Clinton retiming signals along Seivers Boulevard
It soon could be a bit quicker to drive through Clinton on Charles G. Seivers Boulevard.
No, the speed limit isn’t increasing. But the time vehicles must spend waiting for traffic lights should be decreasing.
Thanks to a $150,000 Congestion Mitigation and Air Quality Improvement grant the city of Clinton received last year from the Tennessee Department of Transportation, the traffic signals along Seivers Boulevard from Interstate 75 to the western city limits will be retimed and sequenced to improve traffic flow.
“We’re trying to get the flow where when you get off the interstate and head toward Oak Ridge, you will be able to move through the traffic lights without much delay,” City Manager Roger Houck said.

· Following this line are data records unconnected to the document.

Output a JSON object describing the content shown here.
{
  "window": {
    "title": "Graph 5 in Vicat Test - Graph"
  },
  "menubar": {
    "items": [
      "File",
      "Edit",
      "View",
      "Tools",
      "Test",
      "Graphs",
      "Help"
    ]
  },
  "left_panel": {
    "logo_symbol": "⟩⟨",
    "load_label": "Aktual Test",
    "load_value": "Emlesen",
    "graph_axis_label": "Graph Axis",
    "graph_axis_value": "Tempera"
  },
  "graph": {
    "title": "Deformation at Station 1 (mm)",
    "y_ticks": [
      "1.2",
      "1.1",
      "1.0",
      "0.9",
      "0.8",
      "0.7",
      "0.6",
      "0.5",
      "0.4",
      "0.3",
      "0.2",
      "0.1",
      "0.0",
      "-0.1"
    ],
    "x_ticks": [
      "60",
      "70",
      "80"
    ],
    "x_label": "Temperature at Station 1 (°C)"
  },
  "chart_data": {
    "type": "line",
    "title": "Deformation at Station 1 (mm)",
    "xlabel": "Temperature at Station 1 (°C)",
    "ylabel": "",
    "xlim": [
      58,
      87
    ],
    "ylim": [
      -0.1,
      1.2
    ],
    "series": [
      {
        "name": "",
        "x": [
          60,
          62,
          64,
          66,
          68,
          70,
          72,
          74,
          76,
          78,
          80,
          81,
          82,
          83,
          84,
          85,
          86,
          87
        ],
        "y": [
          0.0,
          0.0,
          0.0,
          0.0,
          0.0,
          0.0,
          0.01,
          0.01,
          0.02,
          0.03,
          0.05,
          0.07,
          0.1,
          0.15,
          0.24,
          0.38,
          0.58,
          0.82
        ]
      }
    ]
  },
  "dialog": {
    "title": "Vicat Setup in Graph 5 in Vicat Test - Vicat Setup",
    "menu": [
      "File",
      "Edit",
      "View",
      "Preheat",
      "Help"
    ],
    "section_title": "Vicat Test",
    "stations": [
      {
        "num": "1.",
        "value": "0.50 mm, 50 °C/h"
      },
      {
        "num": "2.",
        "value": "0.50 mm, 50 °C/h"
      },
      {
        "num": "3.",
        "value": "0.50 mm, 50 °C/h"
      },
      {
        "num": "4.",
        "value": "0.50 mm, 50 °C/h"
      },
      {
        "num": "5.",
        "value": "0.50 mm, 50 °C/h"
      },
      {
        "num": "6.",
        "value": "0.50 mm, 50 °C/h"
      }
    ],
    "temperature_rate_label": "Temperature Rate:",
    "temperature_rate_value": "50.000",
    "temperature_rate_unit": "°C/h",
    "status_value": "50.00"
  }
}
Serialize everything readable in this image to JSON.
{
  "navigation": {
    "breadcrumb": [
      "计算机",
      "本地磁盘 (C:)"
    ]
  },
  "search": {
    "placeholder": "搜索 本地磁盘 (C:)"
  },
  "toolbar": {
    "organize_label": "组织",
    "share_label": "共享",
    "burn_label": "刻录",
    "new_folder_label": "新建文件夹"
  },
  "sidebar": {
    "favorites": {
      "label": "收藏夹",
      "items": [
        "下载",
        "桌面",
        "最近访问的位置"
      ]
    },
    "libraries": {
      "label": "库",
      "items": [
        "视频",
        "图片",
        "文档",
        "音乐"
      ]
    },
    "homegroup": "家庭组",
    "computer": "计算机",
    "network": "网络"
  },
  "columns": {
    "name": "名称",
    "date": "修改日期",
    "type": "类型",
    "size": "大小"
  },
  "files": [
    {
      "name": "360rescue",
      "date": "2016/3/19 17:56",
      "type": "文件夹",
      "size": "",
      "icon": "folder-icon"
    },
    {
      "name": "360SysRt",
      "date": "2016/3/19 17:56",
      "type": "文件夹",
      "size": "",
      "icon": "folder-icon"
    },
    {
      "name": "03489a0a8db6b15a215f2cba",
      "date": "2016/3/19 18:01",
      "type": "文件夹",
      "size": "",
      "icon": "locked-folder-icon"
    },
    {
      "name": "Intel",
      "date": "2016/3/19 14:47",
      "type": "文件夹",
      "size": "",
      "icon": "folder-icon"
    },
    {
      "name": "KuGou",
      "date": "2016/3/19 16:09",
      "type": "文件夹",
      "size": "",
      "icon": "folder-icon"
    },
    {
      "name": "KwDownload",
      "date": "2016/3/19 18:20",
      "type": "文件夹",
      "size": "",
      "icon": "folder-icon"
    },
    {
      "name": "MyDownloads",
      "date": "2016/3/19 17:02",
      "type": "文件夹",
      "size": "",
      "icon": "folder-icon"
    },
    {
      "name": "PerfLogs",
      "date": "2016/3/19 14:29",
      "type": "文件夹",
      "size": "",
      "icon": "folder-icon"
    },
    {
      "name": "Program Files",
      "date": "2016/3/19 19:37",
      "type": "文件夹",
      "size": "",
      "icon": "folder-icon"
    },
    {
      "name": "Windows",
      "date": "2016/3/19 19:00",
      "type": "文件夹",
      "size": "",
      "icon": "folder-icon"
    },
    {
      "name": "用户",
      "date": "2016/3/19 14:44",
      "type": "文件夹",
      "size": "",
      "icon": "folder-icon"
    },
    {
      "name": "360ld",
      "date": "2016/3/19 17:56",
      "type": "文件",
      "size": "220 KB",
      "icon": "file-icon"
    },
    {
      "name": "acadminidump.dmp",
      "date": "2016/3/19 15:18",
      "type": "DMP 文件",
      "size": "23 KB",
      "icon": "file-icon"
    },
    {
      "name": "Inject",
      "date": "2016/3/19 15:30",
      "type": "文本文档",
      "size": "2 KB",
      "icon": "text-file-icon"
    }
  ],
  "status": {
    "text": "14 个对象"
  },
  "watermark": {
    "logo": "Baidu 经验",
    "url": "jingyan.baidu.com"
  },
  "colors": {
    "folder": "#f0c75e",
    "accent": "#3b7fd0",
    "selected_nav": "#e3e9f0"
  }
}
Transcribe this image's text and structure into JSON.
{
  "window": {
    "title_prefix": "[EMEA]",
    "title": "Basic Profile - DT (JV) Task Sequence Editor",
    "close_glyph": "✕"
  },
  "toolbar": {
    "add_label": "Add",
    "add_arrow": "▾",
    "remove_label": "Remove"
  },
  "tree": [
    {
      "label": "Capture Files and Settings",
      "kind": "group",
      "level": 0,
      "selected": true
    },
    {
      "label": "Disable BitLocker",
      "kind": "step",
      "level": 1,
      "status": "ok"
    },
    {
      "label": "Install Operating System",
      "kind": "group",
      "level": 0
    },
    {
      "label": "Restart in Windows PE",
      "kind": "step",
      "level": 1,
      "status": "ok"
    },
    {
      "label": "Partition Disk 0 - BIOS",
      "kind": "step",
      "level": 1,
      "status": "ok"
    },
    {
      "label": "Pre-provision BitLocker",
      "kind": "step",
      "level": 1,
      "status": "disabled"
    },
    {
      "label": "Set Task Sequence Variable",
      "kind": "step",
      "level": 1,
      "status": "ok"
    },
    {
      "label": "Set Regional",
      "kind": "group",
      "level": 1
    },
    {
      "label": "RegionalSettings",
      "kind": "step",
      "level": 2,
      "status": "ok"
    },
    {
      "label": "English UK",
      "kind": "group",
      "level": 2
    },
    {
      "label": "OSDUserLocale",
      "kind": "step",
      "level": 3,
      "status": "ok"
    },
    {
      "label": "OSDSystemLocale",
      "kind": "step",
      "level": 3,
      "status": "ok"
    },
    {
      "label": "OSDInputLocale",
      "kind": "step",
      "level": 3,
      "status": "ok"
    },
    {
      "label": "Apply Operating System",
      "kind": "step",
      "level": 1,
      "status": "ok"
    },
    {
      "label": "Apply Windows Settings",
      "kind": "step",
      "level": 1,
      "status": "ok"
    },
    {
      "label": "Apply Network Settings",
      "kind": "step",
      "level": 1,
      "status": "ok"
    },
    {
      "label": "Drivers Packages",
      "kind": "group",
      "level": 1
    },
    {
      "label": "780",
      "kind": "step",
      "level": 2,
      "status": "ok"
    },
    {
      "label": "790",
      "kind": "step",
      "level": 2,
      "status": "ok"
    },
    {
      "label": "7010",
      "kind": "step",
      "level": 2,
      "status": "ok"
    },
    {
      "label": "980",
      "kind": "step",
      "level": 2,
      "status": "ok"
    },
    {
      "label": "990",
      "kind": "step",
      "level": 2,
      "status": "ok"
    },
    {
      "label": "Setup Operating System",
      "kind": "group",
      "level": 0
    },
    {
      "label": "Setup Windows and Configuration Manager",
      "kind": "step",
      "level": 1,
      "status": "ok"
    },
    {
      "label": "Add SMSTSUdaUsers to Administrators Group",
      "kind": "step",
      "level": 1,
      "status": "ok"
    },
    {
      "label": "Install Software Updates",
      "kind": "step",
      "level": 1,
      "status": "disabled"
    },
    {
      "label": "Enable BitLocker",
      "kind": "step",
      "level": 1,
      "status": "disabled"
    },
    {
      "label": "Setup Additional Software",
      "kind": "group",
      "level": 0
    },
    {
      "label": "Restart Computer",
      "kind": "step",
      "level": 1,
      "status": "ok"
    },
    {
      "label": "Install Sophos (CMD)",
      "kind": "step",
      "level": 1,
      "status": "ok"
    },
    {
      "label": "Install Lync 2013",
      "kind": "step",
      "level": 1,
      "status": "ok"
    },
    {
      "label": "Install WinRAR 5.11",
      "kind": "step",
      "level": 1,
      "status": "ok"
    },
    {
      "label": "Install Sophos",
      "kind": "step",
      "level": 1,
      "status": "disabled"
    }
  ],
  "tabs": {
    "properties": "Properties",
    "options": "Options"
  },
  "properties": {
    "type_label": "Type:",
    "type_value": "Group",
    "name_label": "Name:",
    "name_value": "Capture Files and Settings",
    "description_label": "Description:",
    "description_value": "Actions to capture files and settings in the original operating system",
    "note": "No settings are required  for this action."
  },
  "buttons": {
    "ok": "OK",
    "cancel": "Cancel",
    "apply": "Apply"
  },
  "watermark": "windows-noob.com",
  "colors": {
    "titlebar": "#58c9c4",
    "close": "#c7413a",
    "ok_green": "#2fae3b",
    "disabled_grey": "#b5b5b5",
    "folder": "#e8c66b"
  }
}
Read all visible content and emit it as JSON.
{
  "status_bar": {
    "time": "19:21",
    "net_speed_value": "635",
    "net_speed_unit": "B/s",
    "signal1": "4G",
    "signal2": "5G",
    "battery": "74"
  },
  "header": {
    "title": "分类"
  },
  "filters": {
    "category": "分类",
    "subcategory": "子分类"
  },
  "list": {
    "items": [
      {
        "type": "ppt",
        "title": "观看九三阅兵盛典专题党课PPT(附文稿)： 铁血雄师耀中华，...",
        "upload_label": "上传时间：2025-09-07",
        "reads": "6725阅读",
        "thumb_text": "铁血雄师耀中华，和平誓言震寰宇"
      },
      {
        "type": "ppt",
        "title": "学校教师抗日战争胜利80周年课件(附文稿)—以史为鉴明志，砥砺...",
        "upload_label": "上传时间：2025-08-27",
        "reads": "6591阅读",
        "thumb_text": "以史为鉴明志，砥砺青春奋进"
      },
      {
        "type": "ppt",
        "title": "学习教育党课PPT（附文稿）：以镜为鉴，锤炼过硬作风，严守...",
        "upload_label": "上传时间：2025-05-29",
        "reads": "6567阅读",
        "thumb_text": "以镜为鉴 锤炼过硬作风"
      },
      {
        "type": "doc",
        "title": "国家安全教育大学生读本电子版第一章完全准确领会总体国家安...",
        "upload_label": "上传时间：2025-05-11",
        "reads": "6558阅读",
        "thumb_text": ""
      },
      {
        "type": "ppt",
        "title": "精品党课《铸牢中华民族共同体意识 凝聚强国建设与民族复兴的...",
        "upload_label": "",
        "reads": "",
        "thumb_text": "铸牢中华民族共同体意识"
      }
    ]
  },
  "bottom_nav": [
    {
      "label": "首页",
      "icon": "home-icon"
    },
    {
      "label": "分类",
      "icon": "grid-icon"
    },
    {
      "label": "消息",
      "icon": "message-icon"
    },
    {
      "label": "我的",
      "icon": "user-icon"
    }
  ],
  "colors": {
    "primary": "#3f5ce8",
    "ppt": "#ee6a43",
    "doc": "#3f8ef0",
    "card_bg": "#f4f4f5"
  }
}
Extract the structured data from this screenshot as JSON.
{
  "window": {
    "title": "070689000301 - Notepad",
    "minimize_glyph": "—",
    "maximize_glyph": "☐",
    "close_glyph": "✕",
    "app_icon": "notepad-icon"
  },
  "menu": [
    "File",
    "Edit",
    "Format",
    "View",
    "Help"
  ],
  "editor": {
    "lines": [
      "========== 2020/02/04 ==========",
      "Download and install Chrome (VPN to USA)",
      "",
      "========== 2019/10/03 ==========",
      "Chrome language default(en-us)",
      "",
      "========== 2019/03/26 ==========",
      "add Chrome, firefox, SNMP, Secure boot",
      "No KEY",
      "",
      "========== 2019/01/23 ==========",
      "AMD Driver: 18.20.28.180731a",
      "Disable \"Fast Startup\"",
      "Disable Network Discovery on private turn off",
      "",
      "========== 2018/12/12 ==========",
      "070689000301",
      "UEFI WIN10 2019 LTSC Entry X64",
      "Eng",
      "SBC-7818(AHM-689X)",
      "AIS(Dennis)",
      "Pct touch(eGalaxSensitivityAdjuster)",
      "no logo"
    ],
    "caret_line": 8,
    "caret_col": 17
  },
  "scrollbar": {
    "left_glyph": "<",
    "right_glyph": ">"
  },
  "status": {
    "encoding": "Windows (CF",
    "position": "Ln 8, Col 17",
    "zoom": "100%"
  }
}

The goal – and the reason for this specific grant – is to cut down on traffic idling at red lights, which is expected to reduce tailpipe emissions and help clean up the air.
In the same vein, many new vehicles now come with a feature that automatically shuts off the engine when the car stops in traffic, then automatically restarts the engine when the driver lifts his foot off the brake pedal.
Although the city received the grant last summer, the contractor for the project waited until school was back in session to conduct a traffic-flow study to develop a plan for resetting the timing of the lights, Houck said. The heaviest traffic occurs when schools are in session.
Armed with data from the study, Cannon & Cannon Engineering of Knoxville will be retiming the lights this week, then monitoring the new traffic flow for two to three weeks so any further necessary changes can be made to “get them right,” Houck said.
The work on the lights will begin at Interstate 75 and continue west through town. The engineers will make the changes in the control boxes mounted on poles at the sides of the road, and will not have to do anything to the overhead lights, Houck said. That means there won’t be any traffic impediments as the work progresses.
“The motoring public may notice some differences [in timing] at some locations, especially with the protected-turn sequencing,” according to a city notice about the project.
The goal is to have motorists encounter mostly green lights as they drive through town on Seivers, although the protected-left-turn lights can put some delays into the process.
Oak Ridge used to have a similar setup, in which vehicles driving exactly at the speed limit – which at that time was 40 mph – could catch a green light coming into town on Oak Ridge Turnpike and continue hitting green lights all the way through town, without ever having to stop at a red light.
Houck said Clinton’s goal is to get to that same situation as closely as possible. Right now, traffic moving completely through town on Seivers often must stop multiple times at red lights, some of which are rather long.
According to the traffic survey, “On an average weekday on the [Seivers] boulevard, about 32,000 vehicles a day pass the intersection at Hillvale Road, near Walmart,” Houck said. “At Longmire [near Big Lots], about 27,000 vehicles pass, and at Broad Street [downtown], about 24,000 vehicles. That’s quite a few cars.
“Hopefully, this will make it flow better,” he said.